▶ **App and web page records**
--

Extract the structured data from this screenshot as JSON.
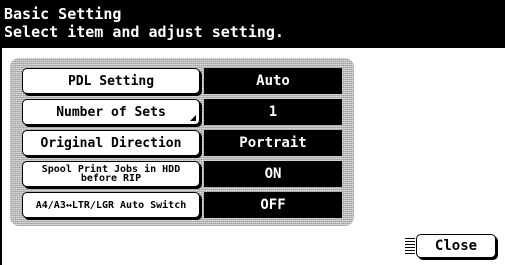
{
  "header": {
    "title": "Basic Setting",
    "subtitle": "Select item and adjust setting."
  },
  "settings": [
    {
      "label": "PDL Setting",
      "value": "Auto"
    },
    {
      "label": "Number of Sets",
      "value": "1"
    },
    {
      "label": "Original Direction",
      "value": "Portrait"
    },
    {
      "label": "Spool Print Jobs in HDD before RIP",
      "value": "ON"
    },
    {
      "label": "A4/A3↔LTR/LGR Auto Switch",
      "value": "OFF"
    }
  ],
  "footer": {
    "close_label": "Close"
  },
  "colors": {
    "header_bg": "#000000",
    "header_text": "#ffffff",
    "panel_bg": "#c8c8c8",
    "value_bg": "#000000",
    "value_text": "#ffffff"
  }
}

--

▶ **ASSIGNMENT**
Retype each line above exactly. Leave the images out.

▶ **EXPECTED OUTPUT**
Extract the structured data from this screenshot as JSON.
{
  "header": {
    "title": "Basic Setting",
    "subtitle": "Select item and adjust setting."
  },
  "settings": [
    {
      "label": "PDL Setting",
      "value": "Auto"
    },
    {
      "label": "Number of Sets",
      "value": "1"
    },
    {
      "label": "Original Direction",
      "value": "Portrait"
    },
    {
      "label": "Spool Print Jobs in HDD before RIP",
      "value": "ON"
    },
    {
      "label": "A4/A3↔LTR/LGR Auto Switch",
      "value": "OFF"
    }
  ],
  "footer": {
    "close_label": "Close"
  },
  "colors": {
    "header_bg": "#000000",
    "header_text": "#ffffff",
    "panel_bg": "#c8c8c8",
    "value_bg": "#000000",
    "value_text": "#ffffff"
  }
}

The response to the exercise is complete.